Scientists in Canada have found a way to produce electricity by making solar panels embedded with E. coli.

It works by taking advantage of the bacteria's ability to produce lycopene - the red dye that gives tomatoes their colour is also very good at harvesting light.

The E. coli cells were genetically engineered to produce more lycopene, and coated in minerals that act as a conductor for the electricity they produce.

The result was a solar panel that produces twice as much electricity as previous "biogenic" attempts at making power, at a tenth the cost - and it worked "as efficiently in dim light as in bright light".

It's hoped the breakthrough will boost solar power uptake in places like northern Europe and Canada, where the skies are often cloudy.

"Our solution to a uniquely British Columbia problem is a significant step toward making solar energy more economical," said Vikramaditya Yadav of the University of British Columbia, where the panels were developed.

There's a long way to go however - the hybrid solar panels aren't quite as efficient as traditional solar panels yet.

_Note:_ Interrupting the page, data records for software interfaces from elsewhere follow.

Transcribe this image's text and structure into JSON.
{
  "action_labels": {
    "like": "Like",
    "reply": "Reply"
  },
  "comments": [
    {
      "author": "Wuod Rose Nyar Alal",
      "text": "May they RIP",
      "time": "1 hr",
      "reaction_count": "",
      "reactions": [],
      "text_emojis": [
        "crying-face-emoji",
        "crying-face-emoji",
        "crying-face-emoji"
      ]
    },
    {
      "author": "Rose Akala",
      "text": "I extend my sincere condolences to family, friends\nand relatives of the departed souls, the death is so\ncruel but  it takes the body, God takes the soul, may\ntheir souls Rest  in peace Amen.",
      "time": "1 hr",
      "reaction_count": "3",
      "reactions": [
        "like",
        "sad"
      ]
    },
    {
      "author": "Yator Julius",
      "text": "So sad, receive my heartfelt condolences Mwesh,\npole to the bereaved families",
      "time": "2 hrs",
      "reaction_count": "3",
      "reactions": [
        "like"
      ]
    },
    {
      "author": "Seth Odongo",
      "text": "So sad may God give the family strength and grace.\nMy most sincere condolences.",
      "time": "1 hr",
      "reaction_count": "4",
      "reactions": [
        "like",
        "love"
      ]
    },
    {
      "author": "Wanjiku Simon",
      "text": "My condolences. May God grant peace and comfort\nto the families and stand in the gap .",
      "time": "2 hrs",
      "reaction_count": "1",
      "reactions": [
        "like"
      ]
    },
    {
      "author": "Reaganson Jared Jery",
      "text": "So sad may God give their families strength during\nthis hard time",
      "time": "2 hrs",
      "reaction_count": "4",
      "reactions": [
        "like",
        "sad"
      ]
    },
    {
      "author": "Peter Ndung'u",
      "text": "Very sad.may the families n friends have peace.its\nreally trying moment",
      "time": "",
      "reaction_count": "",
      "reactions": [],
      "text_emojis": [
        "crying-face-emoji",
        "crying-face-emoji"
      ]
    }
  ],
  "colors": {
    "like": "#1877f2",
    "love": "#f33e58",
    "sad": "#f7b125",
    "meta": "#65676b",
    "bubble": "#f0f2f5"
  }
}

But scientists are optimistic it won't be long until they are.

"These hybrid materials that we are developing can be manufactured economically and sustainably and, with sufficient optimisation, could perform at comparable efficiencies as conventional solar cells," said Prof Yadav.

The next step, he says, is a process that doesn't kill the bacteria in the process so they can produce lycopene, and electricity, indefinitely.

Homes in New Zealand with solar panels are estimated to save about $650 a year on electricity.

While some E. coli strains are harmful, most are not, and according to the Ministry of Health form "an important part of a healthy human intestinal tract".